__EXERCISE DETAILS__.
Gather each line of the records where "Most" appears.

+---+

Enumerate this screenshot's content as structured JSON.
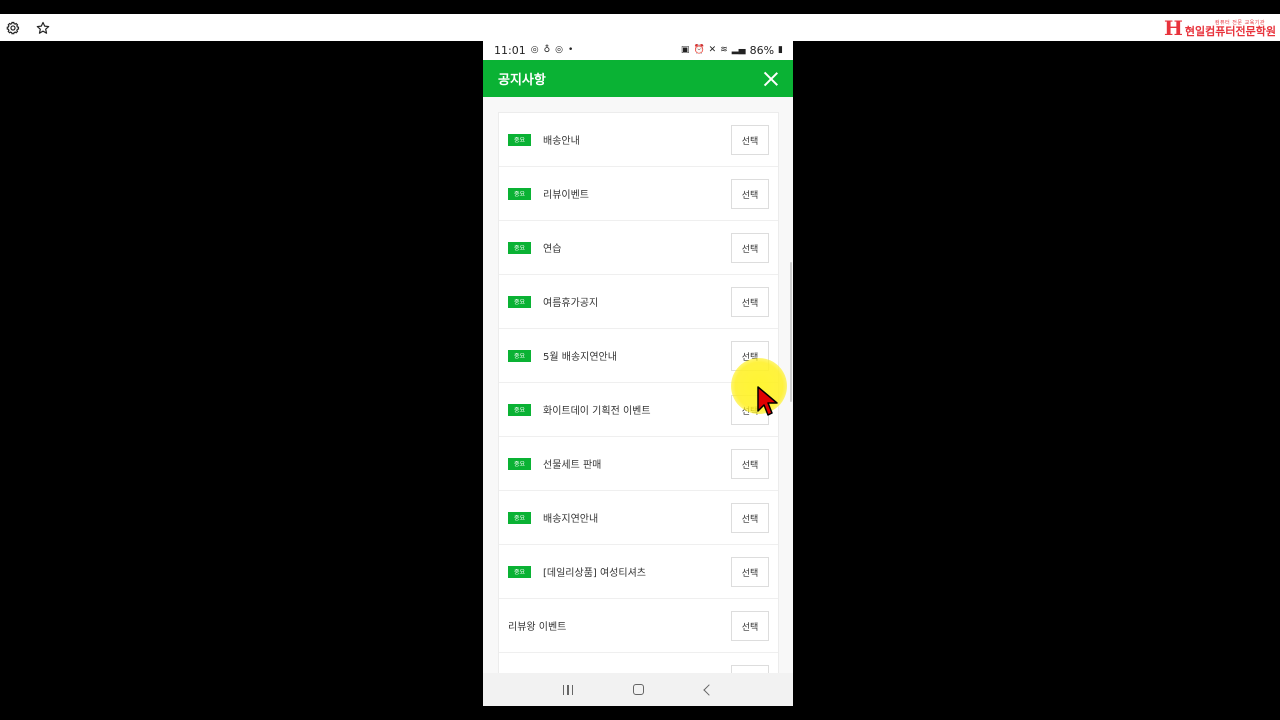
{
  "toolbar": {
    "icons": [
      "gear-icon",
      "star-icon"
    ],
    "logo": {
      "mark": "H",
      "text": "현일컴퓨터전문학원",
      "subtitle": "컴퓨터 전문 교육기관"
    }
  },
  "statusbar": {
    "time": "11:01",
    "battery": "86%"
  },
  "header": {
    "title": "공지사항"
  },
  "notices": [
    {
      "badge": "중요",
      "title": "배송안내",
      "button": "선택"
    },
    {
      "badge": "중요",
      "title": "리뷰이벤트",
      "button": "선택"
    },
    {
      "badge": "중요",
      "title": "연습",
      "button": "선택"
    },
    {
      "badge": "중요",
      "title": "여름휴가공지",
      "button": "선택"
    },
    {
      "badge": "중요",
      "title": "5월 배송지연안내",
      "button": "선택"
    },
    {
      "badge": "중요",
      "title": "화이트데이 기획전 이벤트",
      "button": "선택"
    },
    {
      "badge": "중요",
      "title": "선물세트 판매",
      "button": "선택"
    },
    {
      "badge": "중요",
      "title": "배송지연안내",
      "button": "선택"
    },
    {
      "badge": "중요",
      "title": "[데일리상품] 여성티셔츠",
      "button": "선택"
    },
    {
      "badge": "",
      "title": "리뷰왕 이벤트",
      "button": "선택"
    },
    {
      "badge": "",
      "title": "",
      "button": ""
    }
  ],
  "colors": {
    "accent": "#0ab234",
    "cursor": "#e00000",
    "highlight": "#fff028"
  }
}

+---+

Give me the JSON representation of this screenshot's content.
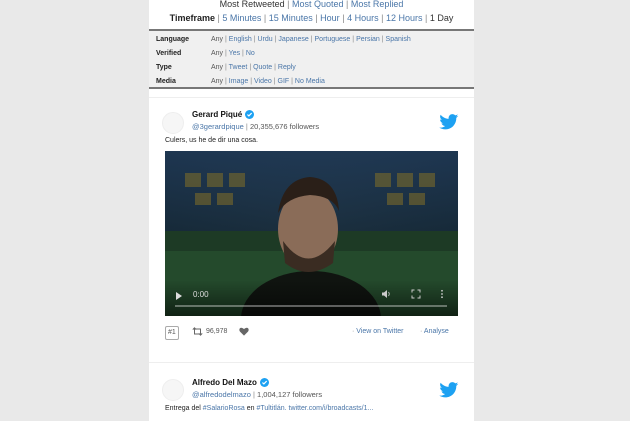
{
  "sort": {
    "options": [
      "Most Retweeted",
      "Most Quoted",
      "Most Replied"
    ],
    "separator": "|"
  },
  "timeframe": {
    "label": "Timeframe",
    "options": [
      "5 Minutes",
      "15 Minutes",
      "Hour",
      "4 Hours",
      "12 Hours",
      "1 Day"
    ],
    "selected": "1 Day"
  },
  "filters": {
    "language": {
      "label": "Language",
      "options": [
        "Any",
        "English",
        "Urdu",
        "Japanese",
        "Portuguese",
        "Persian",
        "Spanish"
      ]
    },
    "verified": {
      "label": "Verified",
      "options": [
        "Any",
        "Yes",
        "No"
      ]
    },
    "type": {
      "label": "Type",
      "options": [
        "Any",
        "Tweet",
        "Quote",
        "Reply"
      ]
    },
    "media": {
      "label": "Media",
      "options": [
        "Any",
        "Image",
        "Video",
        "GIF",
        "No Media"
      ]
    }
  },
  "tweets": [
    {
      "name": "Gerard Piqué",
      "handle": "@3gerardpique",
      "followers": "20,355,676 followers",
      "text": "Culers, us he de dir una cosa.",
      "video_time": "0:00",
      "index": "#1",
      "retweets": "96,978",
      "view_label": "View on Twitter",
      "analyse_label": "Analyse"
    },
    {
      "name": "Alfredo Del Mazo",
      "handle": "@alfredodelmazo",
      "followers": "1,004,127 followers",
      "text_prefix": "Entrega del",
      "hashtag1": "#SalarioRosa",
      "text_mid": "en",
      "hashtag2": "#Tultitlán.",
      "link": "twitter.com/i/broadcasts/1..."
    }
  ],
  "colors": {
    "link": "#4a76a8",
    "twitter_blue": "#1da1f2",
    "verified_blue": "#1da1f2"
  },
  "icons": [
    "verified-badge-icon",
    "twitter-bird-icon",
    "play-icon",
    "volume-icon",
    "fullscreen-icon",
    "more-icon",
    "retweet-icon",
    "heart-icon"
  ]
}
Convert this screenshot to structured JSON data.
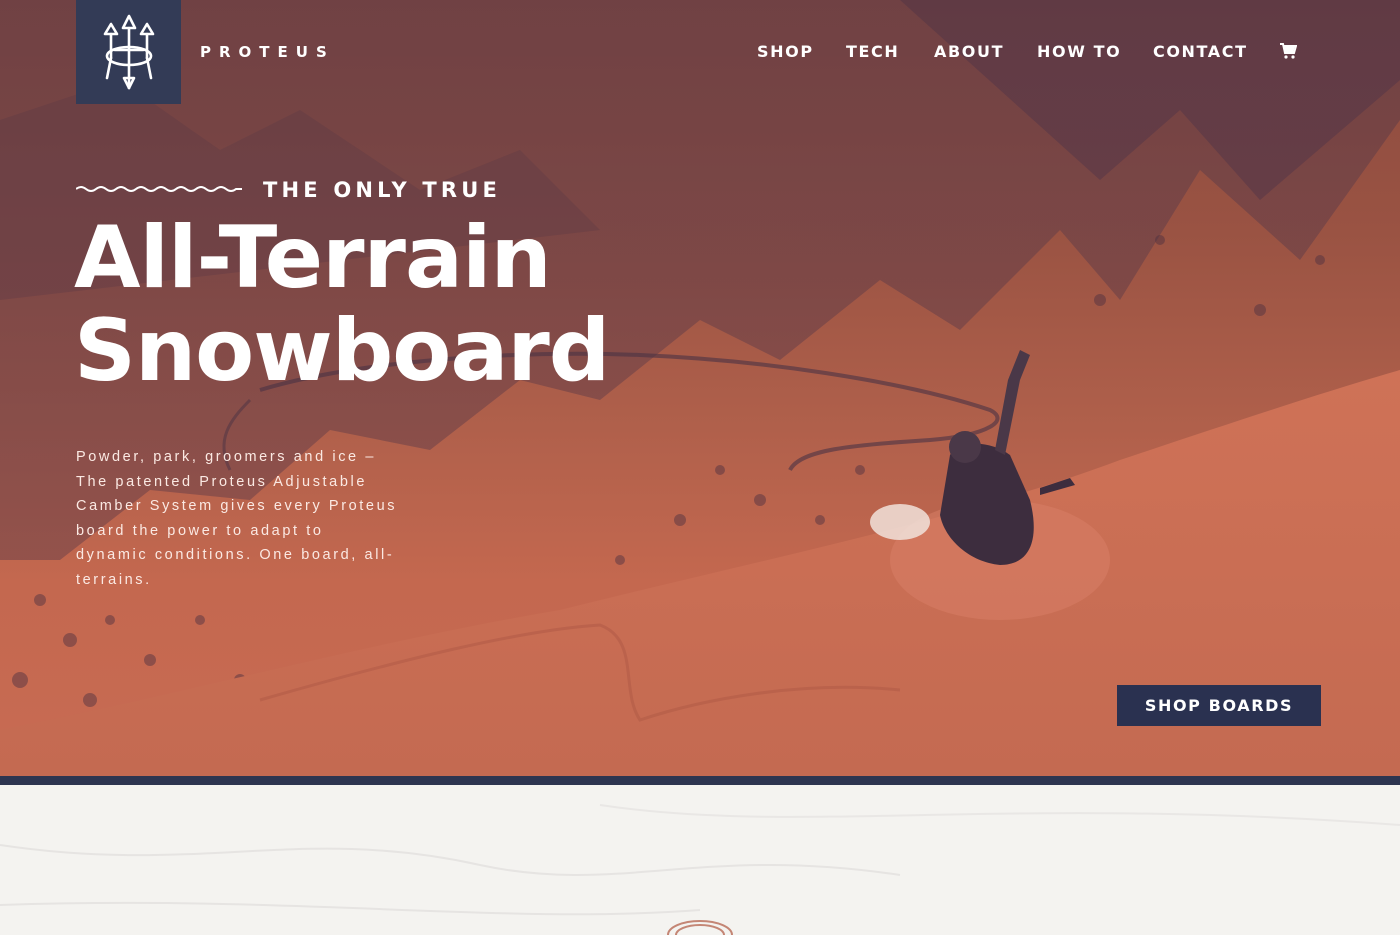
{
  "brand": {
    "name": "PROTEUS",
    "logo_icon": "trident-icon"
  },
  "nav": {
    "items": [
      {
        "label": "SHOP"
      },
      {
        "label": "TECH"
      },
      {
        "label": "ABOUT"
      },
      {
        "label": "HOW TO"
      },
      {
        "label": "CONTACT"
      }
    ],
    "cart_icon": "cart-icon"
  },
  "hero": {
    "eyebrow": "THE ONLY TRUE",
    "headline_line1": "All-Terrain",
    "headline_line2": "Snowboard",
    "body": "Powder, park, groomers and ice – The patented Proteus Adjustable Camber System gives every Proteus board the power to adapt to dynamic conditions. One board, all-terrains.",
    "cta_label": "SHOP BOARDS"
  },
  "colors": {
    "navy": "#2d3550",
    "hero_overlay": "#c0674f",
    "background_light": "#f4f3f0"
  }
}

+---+

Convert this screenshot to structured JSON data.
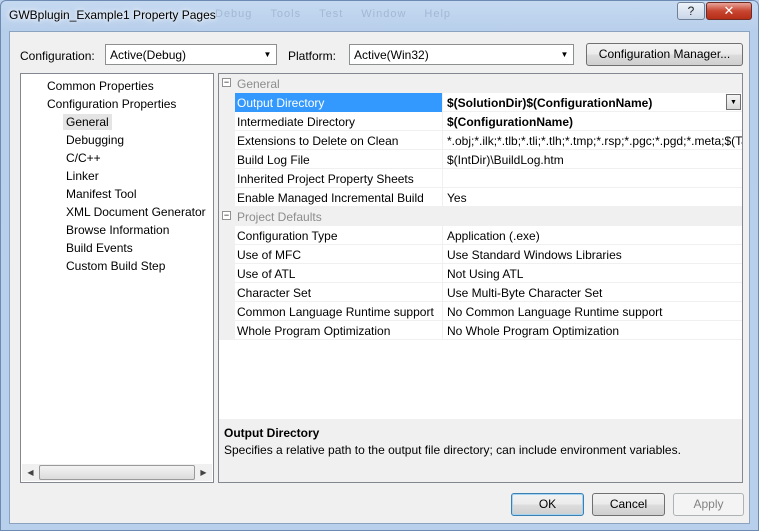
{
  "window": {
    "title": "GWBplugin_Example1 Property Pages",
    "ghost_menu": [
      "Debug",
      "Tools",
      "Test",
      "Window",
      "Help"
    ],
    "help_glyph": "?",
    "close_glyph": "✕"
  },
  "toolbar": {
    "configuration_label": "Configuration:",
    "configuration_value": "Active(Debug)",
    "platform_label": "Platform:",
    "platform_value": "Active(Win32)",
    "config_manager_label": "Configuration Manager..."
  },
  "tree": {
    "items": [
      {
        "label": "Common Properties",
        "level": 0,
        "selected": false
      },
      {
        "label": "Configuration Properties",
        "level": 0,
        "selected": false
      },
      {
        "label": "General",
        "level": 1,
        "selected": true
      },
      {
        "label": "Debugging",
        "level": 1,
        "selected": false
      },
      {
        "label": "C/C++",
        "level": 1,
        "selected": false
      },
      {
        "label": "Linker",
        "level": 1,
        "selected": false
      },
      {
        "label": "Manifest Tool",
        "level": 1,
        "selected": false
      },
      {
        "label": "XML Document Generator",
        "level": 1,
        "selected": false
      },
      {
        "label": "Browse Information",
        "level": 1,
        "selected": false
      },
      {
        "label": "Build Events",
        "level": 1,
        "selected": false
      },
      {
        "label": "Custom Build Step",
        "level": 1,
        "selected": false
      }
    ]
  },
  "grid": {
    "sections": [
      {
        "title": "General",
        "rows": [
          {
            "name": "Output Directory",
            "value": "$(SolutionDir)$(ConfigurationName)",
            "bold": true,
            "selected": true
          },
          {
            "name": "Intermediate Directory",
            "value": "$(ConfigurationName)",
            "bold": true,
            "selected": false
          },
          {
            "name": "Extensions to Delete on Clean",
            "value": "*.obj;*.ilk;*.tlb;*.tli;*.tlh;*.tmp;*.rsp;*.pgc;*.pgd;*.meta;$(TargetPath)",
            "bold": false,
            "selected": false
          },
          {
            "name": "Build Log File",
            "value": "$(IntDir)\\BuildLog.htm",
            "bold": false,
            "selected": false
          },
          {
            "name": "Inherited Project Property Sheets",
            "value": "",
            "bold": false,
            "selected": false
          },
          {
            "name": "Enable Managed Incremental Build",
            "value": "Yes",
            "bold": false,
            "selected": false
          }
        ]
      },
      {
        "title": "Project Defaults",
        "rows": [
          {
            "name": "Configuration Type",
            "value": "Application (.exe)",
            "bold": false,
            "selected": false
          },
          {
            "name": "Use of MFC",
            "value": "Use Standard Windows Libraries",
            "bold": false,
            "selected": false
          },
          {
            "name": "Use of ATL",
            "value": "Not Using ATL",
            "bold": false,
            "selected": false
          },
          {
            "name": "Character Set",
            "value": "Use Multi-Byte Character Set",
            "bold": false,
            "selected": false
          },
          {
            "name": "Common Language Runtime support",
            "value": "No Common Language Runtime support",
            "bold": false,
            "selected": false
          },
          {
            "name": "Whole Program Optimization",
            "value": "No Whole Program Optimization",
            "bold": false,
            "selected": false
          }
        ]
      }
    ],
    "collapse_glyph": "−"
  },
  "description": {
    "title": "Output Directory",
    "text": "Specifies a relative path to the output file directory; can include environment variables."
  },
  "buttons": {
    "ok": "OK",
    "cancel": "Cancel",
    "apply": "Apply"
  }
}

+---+

__ANSWER SPACE__.
      "Most Retweeted",
      "Most Quoted",
      "Most Replied"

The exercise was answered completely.